Fashion and appearance can be seen as a reflection of the characters personalities. The Prioress, in particular, attempts to be fashionable and attractive in all aspects of her life. Although the prioress is wearing what is typically expected of a nun, there are some slight, subtle differences. On line 152 we are told that she has a fair forehead. At the time, a broad forehead was thought of as a mark of beauty. On line 159 Chaucer speaks of a ‘piere of bedes’ worn by the nun. It is common for a nun to wear rosaries but they are usually black, not the colour ‘grene’ as worn by Chaucer’s prioress. On line 200 it says that ‘he was a lord ful fat and in good point’. Chaucer implies that the Monk must be well fed.

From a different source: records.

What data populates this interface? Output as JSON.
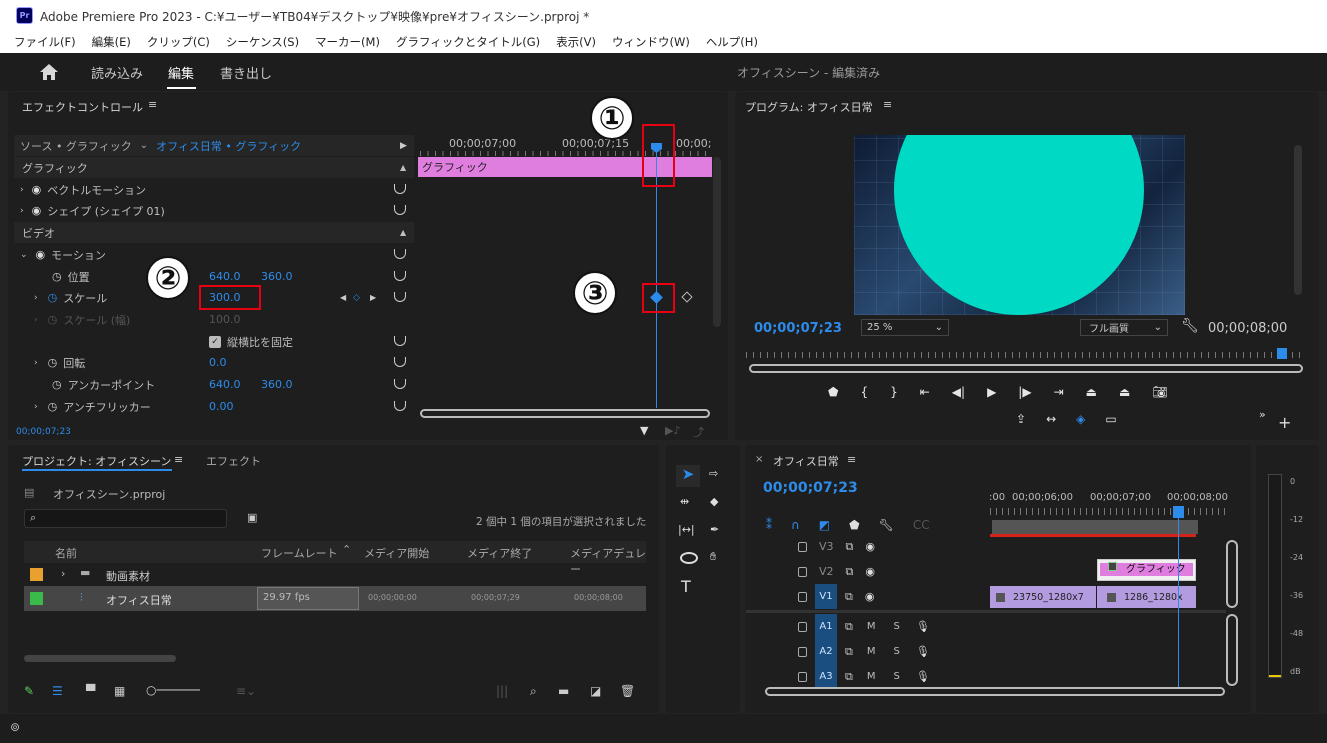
{
  "titlebar": {
    "app_badge": "Pr",
    "title": "Adobe Premiere Pro 2023 - C:¥ユーザー¥TB04¥デスクトップ¥映像¥pre¥オフィスシーン.prproj *"
  },
  "menu": [
    "ファイル(F)",
    "編集(E)",
    "クリップ(C)",
    "シーケンス(S)",
    "マーカー(M)",
    "グラフィックとタイトル(G)",
    "表示(V)",
    "ウィンドウ(W)",
    "ヘルプ(H)"
  ],
  "workspace": {
    "tabs": [
      "読み込み",
      "編集",
      "書き出し"
    ],
    "active_tab": "編集",
    "project_title": "オフィスシーン - 編集済み"
  },
  "effect_controls": {
    "panel_title": "エフェクトコントロール",
    "source": "ソース • グラフィック",
    "clip": "オフィス日常 • グラフィック",
    "section_graphic": "グラフィック",
    "vector_motion": "ベクトルモーション",
    "shape": "シェイプ (シェイプ 01)",
    "section_video": "ビデオ",
    "motion": "モーション",
    "position_label": "位置",
    "position_x": "640.0",
    "position_y": "360.0",
    "scale_label": "スケール",
    "scale_value": "300.0",
    "scale_width_label": "スケール (幅)",
    "scale_width_value": "100.0",
    "uniform_scale": "縦横比を固定",
    "rotation_label": "回転",
    "rotation_value": "0.0",
    "anchor_label": "アンカーポイント",
    "anchor_x": "640.0",
    "anchor_y": "360.0",
    "antiflicker_label": "アンチフリッカー",
    "antiflicker_value": "0.00",
    "timecode": "00;00;07;23",
    "ruler": [
      "00;00;07;00",
      "00;00;07;15",
      "00;00;"
    ],
    "clip_bar": "グラフィック"
  },
  "annotations": [
    "①",
    "②",
    "③"
  ],
  "program": {
    "title": "プログラム: オフィス日常",
    "timecode": "00;00;07;23",
    "zoom": "25 %",
    "quality": "フル画質",
    "duration": "00;00;08;00",
    "preview_color": "#00d9c3"
  },
  "project": {
    "tab_active": "プロジェクト: オフィスシーン",
    "tab_other": "エフェクト",
    "file": "オフィスシーン.prproj",
    "selection": "2 個中 1 個の項目が選択されました",
    "columns": [
      "名前",
      "フレームレート",
      "メディア開始",
      "メディア終了",
      "メディアデュレー"
    ],
    "rows": [
      {
        "color": "#e8a02e",
        "name": "動画素材",
        "fps": "",
        "start": "",
        "end": "",
        "dur": ""
      },
      {
        "color": "#3cb94b",
        "name": "オフィス日常",
        "fps": "29.97 fps",
        "start": "00;00;00;00",
        "end": "00;00;07;29",
        "dur": "00;00;08;00"
      }
    ]
  },
  "timeline": {
    "title": "オフィス日常",
    "timecode": "00;00;07;23",
    "ruler": [
      ":00",
      "00;00;06;00",
      "00;00;07;00",
      "00;00;08;00"
    ],
    "tracks": [
      "V3",
      "V2",
      "V1",
      "A1",
      "A2",
      "A3"
    ],
    "m_label": "M",
    "s_label": "S",
    "clips": {
      "v2": "グラフィック",
      "v1a": "23750_1280x7",
      "v1b": "1286_1280x"
    }
  },
  "meter": {
    "labels": [
      "0",
      "-12",
      "-24",
      "-36",
      "-48",
      "dB"
    ]
  }
}
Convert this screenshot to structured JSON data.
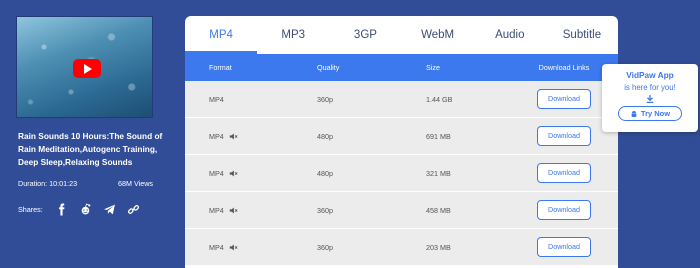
{
  "video": {
    "title": "Rain Sounds 10 Hours:The Sound of Rain Meditation,Autogenc Training, Deep Sleep,Relaxing Sounds",
    "duration": "Duration: 10:01:23",
    "views": "68M Views",
    "shares_label": "Shares:"
  },
  "tabs": [
    "MP4",
    "MP3",
    "3GP",
    "WebM",
    "Audio",
    "Subtitle"
  ],
  "table": {
    "headers": {
      "format": "Format",
      "quality": "Quality",
      "size": "Size",
      "download": "Download Links"
    },
    "rows": [
      {
        "format": "MP4",
        "muted": false,
        "quality": "360p",
        "size": "1.44 GB",
        "button": "Download"
      },
      {
        "format": "MP4",
        "muted": true,
        "quality": "480p",
        "size": "691 MB",
        "button": "Download"
      },
      {
        "format": "MP4",
        "muted": true,
        "quality": "480p",
        "size": "321 MB",
        "button": "Download"
      },
      {
        "format": "MP4",
        "muted": true,
        "quality": "360p",
        "size": "458 MB",
        "button": "Download"
      },
      {
        "format": "MP4",
        "muted": true,
        "quality": "360p",
        "size": "203 MB",
        "button": "Download"
      }
    ]
  },
  "promo": {
    "title": "VidPaw App",
    "subtitle": "is here for you!",
    "button": "Try Now"
  },
  "colors": {
    "background": "#314d97",
    "accent": "#3c78ee",
    "row_bg": "#ececec"
  }
}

This idea is reinforced on line 206 ‘A fat swan loved he best of any roost’. To eat such food would have required money and we as readers are led to wonder, where does he receive such money? Some of the fashions adorned and appearances conveyed by the religious characters are not what we would expect. Perhaps Chaucer is suggesting that the church is not as it seems – that it is deceiving.
Although the Prioress is immediately portrayed as being different from how a Nun is expected to be, Chaucer is not too harsh on her. “…she was cleped madame Eglentine” line 121. Her name was a fashionable name at the time meaning ‘Wild Rose’, but the name is better suited to a romantic heroine than a saint. Throughout the tale of the Prioress there are further links to romanticism. Chaucer speaks of a gold broach worn by the Nun which has written on it “Amor Vincit Omnia” translated to ‘Love conquers all’.
This is quite inappropriate for a Prioress who has vowed to live for the Church and who has, supposedly, sacrificed all her desires. Not only is she portrayed as being a romantic but also of yearning to be seen as feminine and a lady of the court. Chaucer says of how “hir smiling was ful simple and coy” which suggests she is trying to be perceived as attractive, this reinforces the theme of romanticism; it is as if she is looking for love. Similar to this, the Friar behaves differently to what would have been expected of him in that he is a very sexual man. This open sexuality is different to the romanticism felt by the Nun though. “He hadde maad his owene cost”. The Friar is shown as being sexually promiscuous whereas the reader is given the impression that the Prioress yearns for a more traditional, heroines love.
When telling the tales of his ecclesiasticals Chaucer speaks of them at times with mockery and irony. When, in the Knights tale Chaucer claims on line that he was ‘a worthy man’, he is speaking honestly. However in The Monk’s tale Chaucer says on line 183 ‘And I seyde his opinion was good’ which it clearly isn’t. This is an ironic joke made by Chaucer which highlights the outrageousness of the monk. Chaucer also uses this technique in the Friar’s tale when he says on line 214 that ‘he was a noble post’ and then on line 271 that he was, like the Monk, ‘worthy’. To call his ecclesiasticals such things is clearly inappropriate considering what we are being told of them. Chaucer seems to show a general lack of respect for these characters. This could perhaps be paralleled by a lack of respect that Chaucer may have felt towards the Church.
Chaucer reveals his attitudes towards the Church through his portrayal of the Prioress, the Monk and the Friar in a number of ways. The fashions adorned by the ecclesiasticals show how they don’t want to be seen as traditional but modern and fashionable. As well as this, there appearances, in terms of looks, are unexpected. In all aspects of what Chaucer tells us of them they tend to differ from what would be expected of them, this sets the reader up for the mockery that flows through the tales. The mockery highlights all of the features that Chaucer seems to dislike about the ecclesiastical pilgrims. Chaucer seems to show particular distaste for these characters and it can be seen as revealing in terms of his attitude towards the Church.